■ **Your instructions**
Would you reproduce all of the entries below, character for character?

■ **Saved data entries**
========
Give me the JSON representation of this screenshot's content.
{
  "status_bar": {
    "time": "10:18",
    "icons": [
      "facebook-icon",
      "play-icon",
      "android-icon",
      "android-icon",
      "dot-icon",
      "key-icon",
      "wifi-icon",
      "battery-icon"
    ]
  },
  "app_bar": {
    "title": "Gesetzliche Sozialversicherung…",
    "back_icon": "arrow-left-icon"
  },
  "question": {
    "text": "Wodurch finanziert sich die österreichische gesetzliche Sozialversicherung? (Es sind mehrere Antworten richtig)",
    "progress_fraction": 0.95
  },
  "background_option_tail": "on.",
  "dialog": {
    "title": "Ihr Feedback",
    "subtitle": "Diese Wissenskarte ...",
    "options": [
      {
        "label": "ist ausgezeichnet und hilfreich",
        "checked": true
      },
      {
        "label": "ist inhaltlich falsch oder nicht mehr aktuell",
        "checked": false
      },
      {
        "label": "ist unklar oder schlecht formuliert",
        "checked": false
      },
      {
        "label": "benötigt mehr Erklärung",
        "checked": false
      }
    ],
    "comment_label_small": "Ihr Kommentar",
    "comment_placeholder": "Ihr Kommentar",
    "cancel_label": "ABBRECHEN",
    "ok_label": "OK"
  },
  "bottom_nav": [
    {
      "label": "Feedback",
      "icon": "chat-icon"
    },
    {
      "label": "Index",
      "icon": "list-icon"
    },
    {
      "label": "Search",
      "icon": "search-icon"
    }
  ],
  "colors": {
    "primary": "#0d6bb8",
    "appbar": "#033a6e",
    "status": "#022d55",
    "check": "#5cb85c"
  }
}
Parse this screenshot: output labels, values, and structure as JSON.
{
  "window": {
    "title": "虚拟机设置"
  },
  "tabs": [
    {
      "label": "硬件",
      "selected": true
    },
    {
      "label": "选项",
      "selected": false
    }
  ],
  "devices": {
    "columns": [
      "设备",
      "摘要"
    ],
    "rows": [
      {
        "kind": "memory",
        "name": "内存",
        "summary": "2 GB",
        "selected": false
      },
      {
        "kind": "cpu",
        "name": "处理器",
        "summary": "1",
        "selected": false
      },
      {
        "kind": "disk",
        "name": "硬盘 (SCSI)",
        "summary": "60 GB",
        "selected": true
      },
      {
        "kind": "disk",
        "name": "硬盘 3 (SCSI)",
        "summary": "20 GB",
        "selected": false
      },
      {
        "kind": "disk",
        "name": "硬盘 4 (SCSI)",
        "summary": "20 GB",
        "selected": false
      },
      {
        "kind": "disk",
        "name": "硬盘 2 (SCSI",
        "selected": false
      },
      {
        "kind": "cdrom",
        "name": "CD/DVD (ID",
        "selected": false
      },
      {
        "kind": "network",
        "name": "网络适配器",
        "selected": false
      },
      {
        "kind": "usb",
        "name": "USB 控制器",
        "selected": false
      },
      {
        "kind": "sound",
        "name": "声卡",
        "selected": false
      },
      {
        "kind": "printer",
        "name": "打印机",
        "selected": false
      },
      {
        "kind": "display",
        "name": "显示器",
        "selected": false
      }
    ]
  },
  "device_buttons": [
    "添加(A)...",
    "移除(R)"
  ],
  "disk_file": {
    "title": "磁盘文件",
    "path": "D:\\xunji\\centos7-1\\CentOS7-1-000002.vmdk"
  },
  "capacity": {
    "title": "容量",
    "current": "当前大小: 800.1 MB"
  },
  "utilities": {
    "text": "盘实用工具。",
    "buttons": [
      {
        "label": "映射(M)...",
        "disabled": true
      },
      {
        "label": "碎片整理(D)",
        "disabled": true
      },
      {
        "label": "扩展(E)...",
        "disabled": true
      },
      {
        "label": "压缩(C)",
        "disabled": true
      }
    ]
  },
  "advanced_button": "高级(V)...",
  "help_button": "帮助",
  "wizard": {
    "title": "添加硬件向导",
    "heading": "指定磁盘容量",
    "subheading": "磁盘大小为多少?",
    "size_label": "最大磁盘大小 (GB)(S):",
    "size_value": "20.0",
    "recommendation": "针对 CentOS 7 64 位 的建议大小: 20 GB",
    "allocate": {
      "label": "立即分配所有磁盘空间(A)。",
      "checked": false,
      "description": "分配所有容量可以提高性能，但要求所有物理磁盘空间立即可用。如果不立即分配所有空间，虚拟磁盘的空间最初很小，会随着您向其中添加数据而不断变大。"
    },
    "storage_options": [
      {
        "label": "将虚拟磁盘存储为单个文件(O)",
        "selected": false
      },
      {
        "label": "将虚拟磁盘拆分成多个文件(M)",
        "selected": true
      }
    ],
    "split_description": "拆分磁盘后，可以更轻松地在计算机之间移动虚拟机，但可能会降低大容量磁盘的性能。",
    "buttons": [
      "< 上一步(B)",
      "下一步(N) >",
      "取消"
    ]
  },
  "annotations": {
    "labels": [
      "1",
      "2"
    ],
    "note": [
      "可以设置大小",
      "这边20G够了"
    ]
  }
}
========
■ **Task answer**
Give me the JSON representation of this screenshot's content.
{
  "status_bar": {
    "time": "10:18",
    "icons": [
      "facebook-icon",
      "play-icon",
      "android-icon",
      "android-icon",
      "dot-icon",
      "key-icon",
      "wifi-icon",
      "battery-icon"
    ]
  },
  "app_bar": {
    "title": "Gesetzliche Sozialversicherung…",
    "back_icon": "arrow-left-icon"
  },
  "question": {
    "text": "Wodurch finanziert sich die österreichische gesetzliche Sozialversicherung? (Es sind mehrere Antworten richtig)",
    "progress_fraction": 0.95
  },
  "background_option_tail": "on.",
  "dialog": {
    "title": "Ihr Feedback",
    "subtitle": "Diese Wissenskarte ...",
    "options": [
      {
        "label": "ist ausgezeichnet und hilfreich",
        "checked": true
      },
      {
        "label": "ist inhaltlich falsch oder nicht mehr aktuell",
        "checked": false
      },
      {
        "label": "ist unklar oder schlecht formuliert",
        "checked": false
      },
      {
        "label": "benötigt mehr Erklärung",
        "checked": false
      }
    ],
    "comment_label_small": "Ihr Kommentar",
    "comment_placeholder": "Ihr Kommentar",
    "cancel_label": "ABBRECHEN",
    "ok_label": "OK"
  },
  "bottom_nav": [
    {
      "label": "Feedback",
      "icon": "chat-icon"
    },
    {
      "label": "Index",
      "icon": "list-icon"
    },
    {
      "label": "Search",
      "icon": "search-icon"
    }
  ],
  "colors": {
    "primary": "#0d6bb8",
    "appbar": "#033a6e",
    "status": "#022d55",
    "check": "#5cb85c"
  }
}
Parse this screenshot: output labels, values, and structure as JSON.
{
  "window": {
    "title": "虚拟机设置"
  },
  "tabs": [
    {
      "label": "硬件",
      "selected": true
    },
    {
      "label": "选项",
      "selected": false
    }
  ],
  "devices": {
    "columns": [
      "设备",
      "摘要"
    ],
    "rows": [
      {
        "kind": "memory",
        "name": "内存",
        "summary": "2 GB",
        "selected": false
      },
      {
        "kind": "cpu",
        "name": "处理器",
        "summary": "1",
        "selected": false
      },
      {
        "kind": "disk",
        "name": "硬盘 (SCSI)",
        "summary": "60 GB",
        "selected": true
      },
      {
        "kind": "disk",
        "name": "硬盘 3 (SCSI)",
        "summary": "20 GB",
        "selected": false
      },
      {
        "kind": "disk",
        "name": "硬盘 4 (SCSI)",
        "summary": "20 GB",
        "selected": false
      },
      {
        "kind": "disk",
        "name": "硬盘 2 (SCSI",
        "selected": false
      },
      {
        "kind": "cdrom",
        "name": "CD/DVD (ID",
        "selected": false
      },
      {
        "kind": "network",
        "name": "网络适配器",
        "selected": false
      },
      {
        "kind": "usb",
        "name": "USB 控制器",
        "selected": false
      },
      {
        "kind": "sound",
        "name": "声卡",
        "selected": false
      },
      {
        "kind": "printer",
        "name": "打印机",
        "selected": false
      },
      {
        "kind": "display",
        "name": "显示器",
        "selected": false
      }
    ]
  },
  "device_buttons": [
    "添加(A)...",
    "移除(R)"
  ],
  "disk_file": {
    "title": "磁盘文件",
    "path": "D:\\xunji\\centos7-1\\CentOS7-1-000002.vmdk"
  },
  "capacity": {
    "title": "容量",
    "current": "当前大小: 800.1 MB"
  },
  "utilities": {
    "text": "盘实用工具。",
    "buttons": [
      {
        "label": "映射(M)...",
        "disabled": true
      },
      {
        "label": "碎片整理(D)",
        "disabled": true
      },
      {
        "label": "扩展(E)...",
        "disabled": true
      },
      {
        "label": "压缩(C)",
        "disabled": true
      }
    ]
  },
  "advanced_button": "高级(V)...",
  "help_button": "帮助",
  "wizard": {
    "title": "添加硬件向导",
    "heading": "指定磁盘容量",
    "subheading": "磁盘大小为多少?",
    "size_label": "最大磁盘大小 (GB)(S):",
    "size_value": "20.0",
    "recommendation": "针对 CentOS 7 64 位 的建议大小: 20 GB",
    "allocate": {
      "label": "立即分配所有磁盘空间(A)。",
      "checked": false,
      "description": "分配所有容量可以提高性能，但要求所有物理磁盘空间立即可用。如果不立即分配所有空间，虚拟磁盘的空间最初很小，会随着您向其中添加数据而不断变大。"
    },
    "storage_options": [
      {
        "label": "将虚拟磁盘存储为单个文件(O)",
        "selected": false
      },
      {
        "label": "将虚拟磁盘拆分成多个文件(M)",
        "selected": true
      }
    ],
    "split_description": "拆分磁盘后，可以更轻松地在计算机之间移动虚拟机，但可能会降低大容量磁盘的性能。",
    "buttons": [
      "< 上一步(B)",
      "下一步(N) >",
      "取消"
    ]
  },
  "annotations": {
    "labels": [
      "1",
      "2"
    ],
    "note": [
      "可以设置大小",
      "这边20G够了"
    ]
  }
}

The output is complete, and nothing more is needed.